How to Teach Third Person Singular Present Tense
English is an interesting language in terms of its verbs. It’s the only language that uses “do” in order to form questions (e.g., Do you eat chocolate?) and responses (e.g., Why, yes I do!). It has a long list of phrasal verbs, each with slightly nuanced meanings (e.g., eat up vs. eat out). And, while its simple present tense remains relatively bare in terms of inflection (e.g., I eat, you eat, we eat), the simple present s/he conjugation contains an “s” (e.g., she eats, he nibbles, she tastes, he ingests). It is this particular conjugation that will be our focus for this lesson.
Students must practice identifying and producing this verbal form. One way to ensure this practice is to write a group story.
- Doc cam and writing utensil
- 1–2 sheets of blank paper
- Dictionaries or vocabulary lists for each student
Timing: 30 minutes

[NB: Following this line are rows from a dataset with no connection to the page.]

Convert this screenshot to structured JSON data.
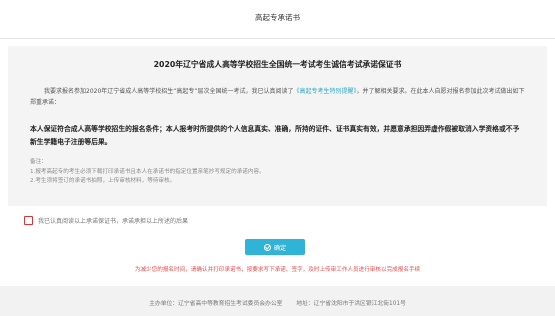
{
  "header": {
    "title": "高起专承诺书"
  },
  "panel": {
    "heading": "2020年辽宁省成人高等学校招生全国统一考试考生诚信考试承诺保证书",
    "para1_before": "我要求报名参加2020年辽宁省成人高等学校招生“高起专”层次全国统一考试，我已认真阅读了",
    "para1_link": "《高起专考生特别提醒》",
    "para1_after": "，并了解相关要求。在此本人自愿对报名参加此次考试做出如下郑重承诺：",
    "para2": "本人保证符合成人高等学校招生的报名条件；本人报考时所提供的个人信息真实、准确，所持的证件、证书真实有效，并愿意承担因弄虚作假被取消入学资格或不予新生学籍电子注册等后果。",
    "notes_title": "备注：",
    "note1": "1.报考高起专的考生必须下载打印承诺书且本人在承诺书的指定位置亲笔抄写规定的承诺内容。",
    "note2": "2.考生须将签订的承诺书拍照，上传审核材料，等待审核。"
  },
  "agree": {
    "label": "我已认真阅读以上承诺保证书，承诺承担以上所述的后果"
  },
  "confirm_button": {
    "label": "确定"
  },
  "warning": "为减少您的报名时间，请确认并打印承诺书，按要求写下承诺、签字，及时上传审工作人员进行审核以完成报名手续",
  "footer": {
    "organizer": "主办单位：辽宁省高中等教育招生考试委员会办公室",
    "address": "地址：辽宁省沈阳市于洪区银江北街101号"
  },
  "colors": {
    "accent": "#2fb3d6",
    "warning": "#e64b4b",
    "link": "#2aa9c7"
  }
}
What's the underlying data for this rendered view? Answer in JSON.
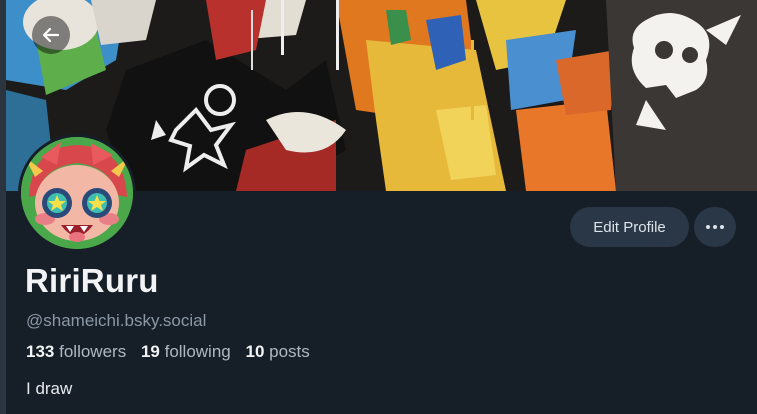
{
  "profile": {
    "display_name": "RiriRuru",
    "handle": "@shameichi.bsky.social",
    "followers_count": "133",
    "followers_label": "followers",
    "following_count": "19",
    "following_label": "following",
    "posts_count": "10",
    "posts_label": "posts",
    "bio": "I draw"
  },
  "actions": {
    "edit_profile_label": "Edit Profile",
    "more_icon": "ellipsis-icon",
    "back_icon": "arrow-left-icon"
  },
  "colors": {
    "background": "#161e27",
    "button_bg": "#2a3746",
    "text_primary": "#f1f3f5",
    "text_secondary": "#8b98a6"
  }
}
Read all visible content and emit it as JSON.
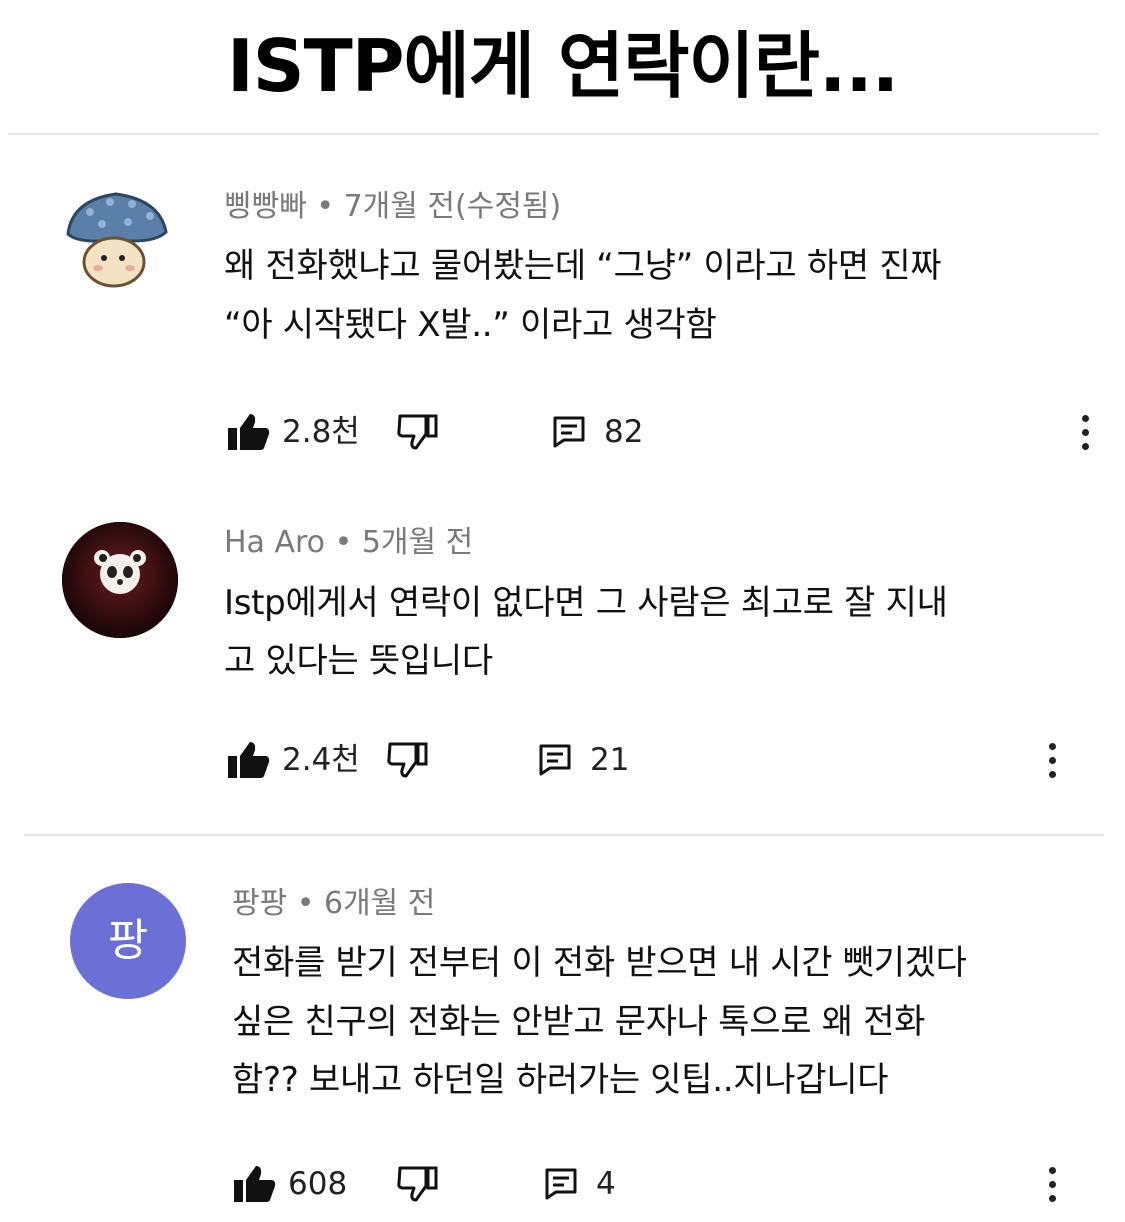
{
  "title": "ISTP에게 연락이란...",
  "comments": [
    {
      "author": "삥빵빠",
      "time": "7개월 전(수정됨)",
      "lines": [
        "왜 전화했냐고 물어봤는데 “그냥” 이라고 하면 진짜",
        "“아 시작됐다 X발..” 이라고 생각함"
      ],
      "likes": "2.8천",
      "replies": "82",
      "avatar_icon": "mushroom-icon"
    },
    {
      "author": "Ha Aro",
      "time": "5개월 전",
      "lines": [
        "Istp에게서 연락이 없다면 그 사람은 최고로 잘 지내",
        "고 있다는 뜻입니다"
      ],
      "likes": "2.4천",
      "replies": "21",
      "avatar_icon": "panda-icon"
    },
    {
      "author": "팡팡",
      "time": "6개월 전",
      "lines": [
        "전화를 받기 전부터 이 전화 받으면 내 시간 뺏기겠다",
        "싶은 친구의 전화는 안받고 문자나 톡으로 왜 전화",
        "함?? 보내고 하던일 하러가는 잇팁..지나갑니다"
      ],
      "likes": "608",
      "replies": "4",
      "avatar_letter": "팡",
      "avatar_color": "#6b6fd6"
    }
  ],
  "colors": {
    "meta": "#7a7a7a",
    "text": "#111111"
  }
}
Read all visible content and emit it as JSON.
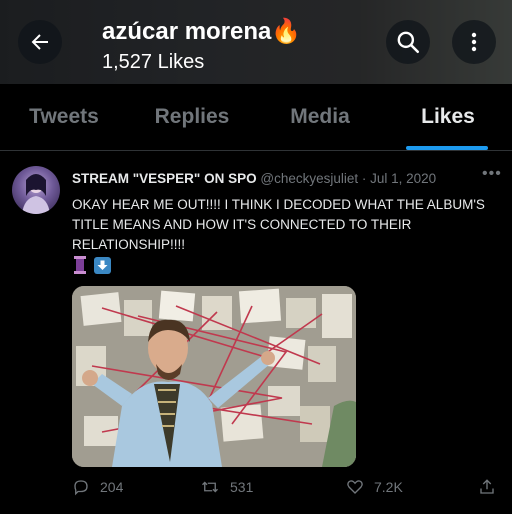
{
  "header": {
    "title": "azúcar morena🔥",
    "subtitle": "1,527 Likes"
  },
  "tabs": [
    {
      "label": "Tweets",
      "active": false
    },
    {
      "label": "Replies",
      "active": false
    },
    {
      "label": "Media",
      "active": false
    },
    {
      "label": "Likes",
      "active": true
    }
  ],
  "tweet": {
    "name": "STREAM \"VESPER\" ON SPO",
    "handle": "@checkyesjuliet",
    "date": "· Jul 1, 2020",
    "text": "OKAY HEAR ME OUT!!!! I THINK I DECODED WHAT THE ALBUM'S TITLE MEANS AND HOW IT'S CONNECTED TO THEIR RELATIONSHIP!!!!",
    "emojis": [
      "spool",
      "down-arrow"
    ],
    "replies": "204",
    "retweets": "531",
    "likes": "7.2K"
  },
  "colors": {
    "accent": "#1d9bf0",
    "muted": "#71767b",
    "text": "#e7e9ea",
    "background": "#000000"
  }
}
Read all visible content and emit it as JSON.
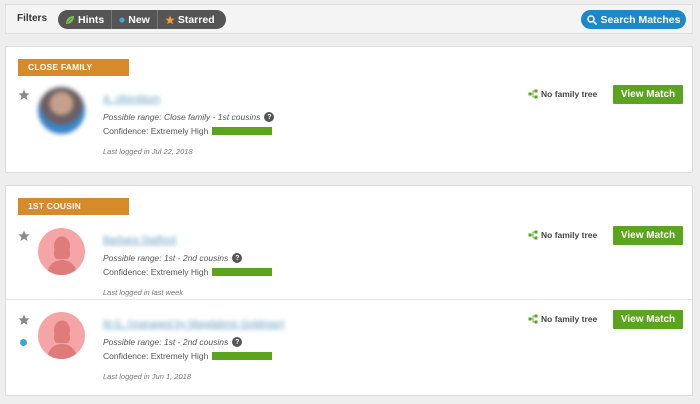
{
  "filters": {
    "label": "Filters",
    "hints": "Hints",
    "new": "New",
    "starred": "Starred"
  },
  "search": {
    "label": "Search Matches"
  },
  "colors": {
    "accent_green": "#5aa41e",
    "header_orange": "#d68a2a",
    "search_blue": "#1a88c9",
    "new_dot": "#3aa6d6"
  },
  "groups": [
    {
      "header": "CLOSE FAMILY",
      "matches": [
        {
          "name": "A. ollienblum",
          "range": "Possible range: Close family - 1st cousins",
          "confidence": "Confidence: Extremely High",
          "confidence_level": 1.0,
          "last_login": "Last logged in Jul 22, 2018",
          "tree_status": "No family tree",
          "action": "View Match",
          "avatar": "photo",
          "is_new": false
        }
      ]
    },
    {
      "header": "1ST COUSIN",
      "matches": [
        {
          "name": "Barbara Stafford",
          "range": "Possible range: 1st - 2nd cousins",
          "confidence": "Confidence: Extremely High",
          "confidence_level": 1.0,
          "last_login": "Last logged in last week",
          "tree_status": "No family tree",
          "action": "View Match",
          "avatar": "silhouette-female",
          "is_new": false
        },
        {
          "name": "M.G. (managed by Magdalene Goldman)",
          "range": "Possible range: 1st - 2nd cousins",
          "confidence": "Confidence: Extremely High",
          "confidence_level": 1.0,
          "last_login": "Last logged in Jun 1, 2018",
          "tree_status": "No family tree",
          "action": "View Match",
          "avatar": "silhouette-female",
          "is_new": true
        }
      ]
    }
  ]
}
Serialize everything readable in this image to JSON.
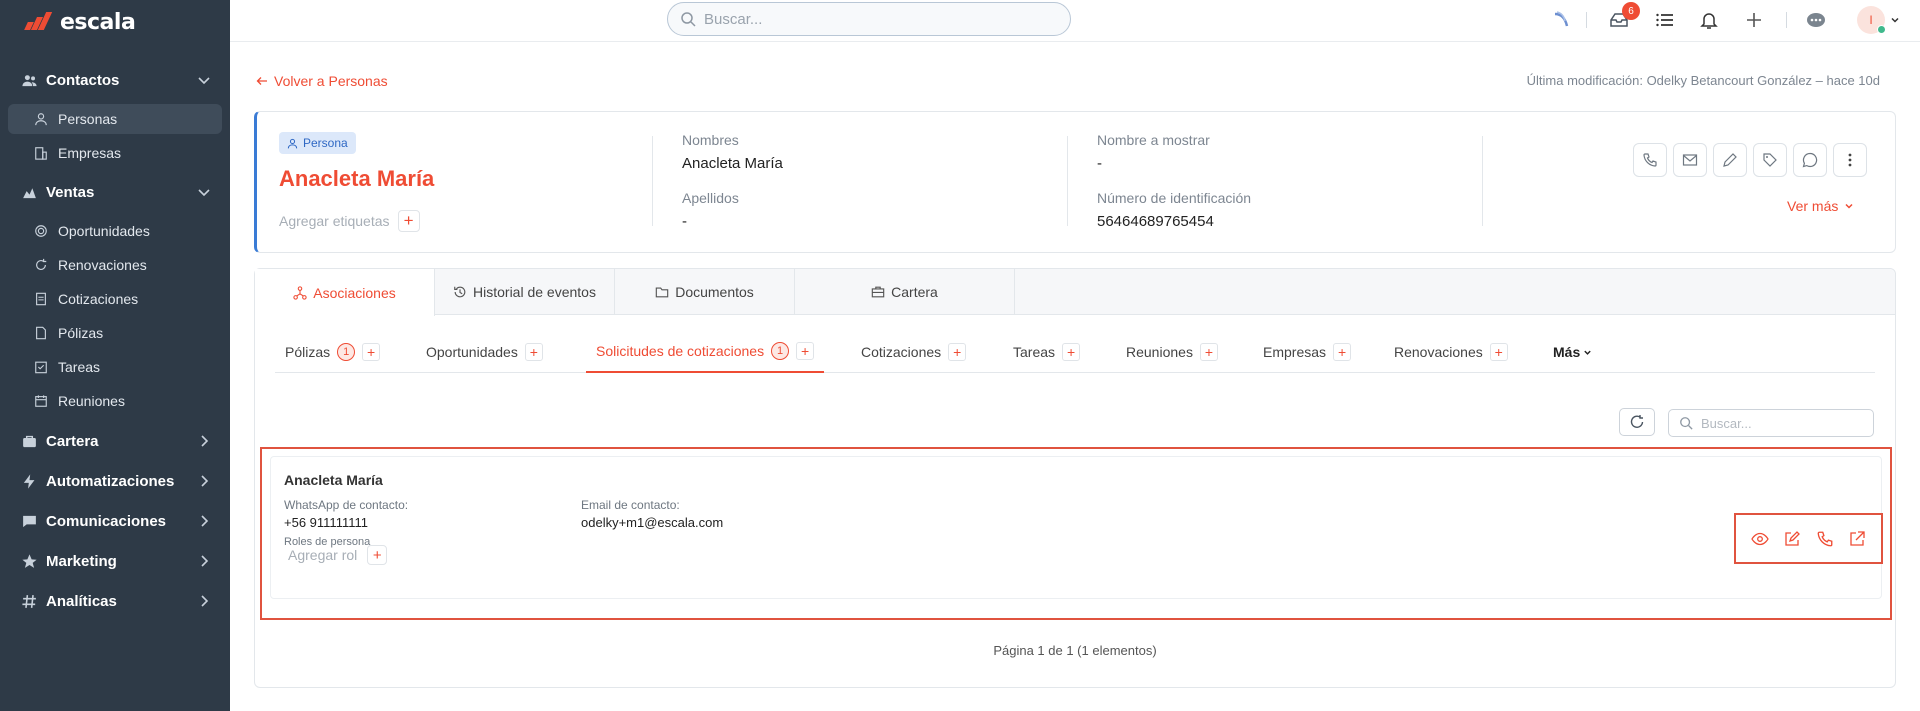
{
  "brand": {
    "name": "escala"
  },
  "sidebar": {
    "sections": [
      {
        "label": "Contactos",
        "icon": "users-icon",
        "expanded": true
      },
      {
        "label": "Ventas",
        "icon": "ventas-icon",
        "expanded": true
      },
      {
        "label": "Cartera",
        "icon": "cartera-icon",
        "expanded": false
      },
      {
        "label": "Automatizaciones",
        "icon": "bolt-icon",
        "expanded": false
      },
      {
        "label": "Comunicaciones",
        "icon": "chat-icon",
        "expanded": false
      },
      {
        "label": "Marketing",
        "icon": "star-icon",
        "expanded": false
      },
      {
        "label": "Analíticas",
        "icon": "hash-icon",
        "expanded": false
      }
    ],
    "contactos_items": [
      {
        "label": "Personas",
        "icon": "person-icon",
        "active": true
      },
      {
        "label": "Empresas",
        "icon": "building-icon",
        "active": false
      }
    ],
    "ventas_items": [
      {
        "label": "Oportunidades",
        "icon": "target-icon"
      },
      {
        "label": "Renovaciones",
        "icon": "refresh-icon"
      },
      {
        "label": "Cotizaciones",
        "icon": "document-icon"
      },
      {
        "label": "Pólizas",
        "icon": "file-icon"
      },
      {
        "label": "Tareas",
        "icon": "checklist-icon"
      },
      {
        "label": "Reuniones",
        "icon": "calendar-icon"
      }
    ]
  },
  "topbar": {
    "search_placeholder": "Buscar...",
    "notifications_count": "6",
    "avatar_initial": "I"
  },
  "page": {
    "back_label": "Volver a Personas",
    "last_modified": "Última modificación: Odelky Betancourt González – hace 10d"
  },
  "person": {
    "badge": "Persona",
    "name": "Anacleta María",
    "add_tags_label": "Agregar etiquetas",
    "nombres_label": "Nombres",
    "nombres_value": "Anacleta María",
    "apellidos_label": "Apellidos",
    "apellidos_value": "-",
    "display_name_label": "Nombre a mostrar",
    "display_name_value": "-",
    "id_label": "Número de identificación",
    "id_value": "56464689765454",
    "ver_mas": "Ver más"
  },
  "tabs": [
    {
      "label": "Asociaciones",
      "active": true
    },
    {
      "label": "Historial de eventos",
      "active": false
    },
    {
      "label": "Documentos",
      "active": false
    },
    {
      "label": "Cartera",
      "active": false
    }
  ],
  "subtabs": [
    {
      "label": "Pólizas",
      "count": "1"
    },
    {
      "label": "Oportunidades",
      "count": ""
    },
    {
      "label": "Solicitudes de cotizaciones",
      "count": "1"
    },
    {
      "label": "Cotizaciones",
      "count": ""
    },
    {
      "label": "Tareas",
      "count": ""
    },
    {
      "label": "Reuniones",
      "count": ""
    },
    {
      "label": "Empresas",
      "count": ""
    },
    {
      "label": "Renovaciones",
      "count": ""
    }
  ],
  "more_label": "Más",
  "list": {
    "search_placeholder": "Buscar...",
    "record": {
      "name": "Anacleta María",
      "whatsapp_label": "WhatsApp de contacto:",
      "whatsapp_value": "+56 911111111",
      "email_label": "Email de contacto:",
      "email_value": "odelky+m1@escala.com",
      "roles_label": "Roles de persona",
      "add_role_label": "Agregar rol"
    },
    "pagination": "Página 1 de 1 (1 elementos)"
  },
  "colors": {
    "accent": "#ef4c34",
    "sidebar": "#2e3a47",
    "persona_badge": "#dce8fa"
  }
}
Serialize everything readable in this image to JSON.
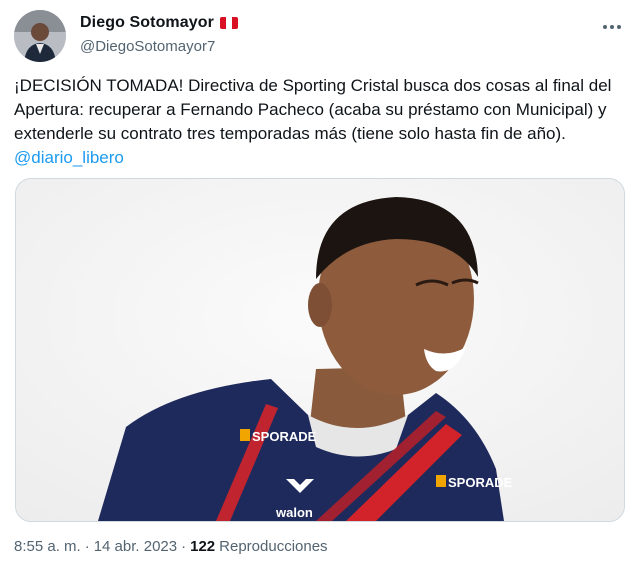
{
  "author": {
    "display_name": "Diego Sotomayor",
    "handle": "@DiegoSotomayor7",
    "flag_colors": [
      "#d91023",
      "#ffffff",
      "#d91023"
    ]
  },
  "tweet": {
    "text": "¡DECISIÓN TOMADA! Directiva de Sporting Cristal busca dos cosas al final del Apertura: recuperar a Fernando Pacheco (acaba su préstamo con Municipal) y extenderle su contrato tres temporadas más (tiene solo hasta fin de año). ",
    "mention": "@diario_libero"
  },
  "media": {
    "jersey_texts": [
      "SPORADE",
      "SPORADE",
      "walon"
    ]
  },
  "meta": {
    "time": "8:55 a. m.",
    "separator": "·",
    "date": "14 abr. 2023",
    "views_count": "122",
    "views_label": "Reproducciones"
  },
  "colors": {
    "link": "#1d9bf0",
    "secondary_text": "#536471",
    "jersey_navy": "#1f2a5c",
    "jersey_red": "#d2232a"
  },
  "icons": {
    "more": "more-dots-icon",
    "flag": "peru-flag-icon"
  }
}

Tell the class you are going to write a story together. Brainstorm the name of a character the story will focus on. The goal is to write about what that character does every day. For example, students might write about the daily life of a 5-year-old child, Chancellor Angela Merkel of Germany, a mad scientist. This prompt will encourage students to use the third-person singular, simple present in every sentence. (5 minutes)
Once you have decided on a character, brainstorm the first sentence with the class. Ask students: “What is the first thing that Chancellor Merkel does after she wakes up? Write the sentence on the doc cam (e.g., After Chancellor Merkel wakes up, she gets out of bed.) Have students identify the verb. Then circle it and note that it ends in an “s.” (5 minutes)
The teacher then calls on each student who identifies the verb in previous sentence and determines if it is appropriately conjugated with the present tense “s” (e.g., gets). Then the student adds another sentence to the story, orally, while you write it on the doc cam.
The next sentence in our example story might be: After she gets out of bed, she walks to the kitchen. Step 3 repeats until all students have had a chance to contribute to the story. (20 minutes, allow 1 minute per student)
The assignment could further support your curriculum if you ask students to write about a character in an assigned short story, play, or novel. Other requirements could be placed on the sentences (e.g., every sentence must have one adjective or one vocabulary word from a particular chapter), which will allow for more creativity and more opportunity to push the description forward. Also, if you save the story, you can revisit it when you introduce other verbal forms and have students change the conjugations.
Dr. Michelle Jackson is the associate director of teaching at New Mexico State University’s Teaching Academy. She designs, develops, and delivers workshops on a variety of teaching and learning topics. Prior to NMSU, she was the manager of the English Language Institute at UT El Paso. She has taught English as a second language at UT El Paso and Harvard University as well as Spanish at UT Austin.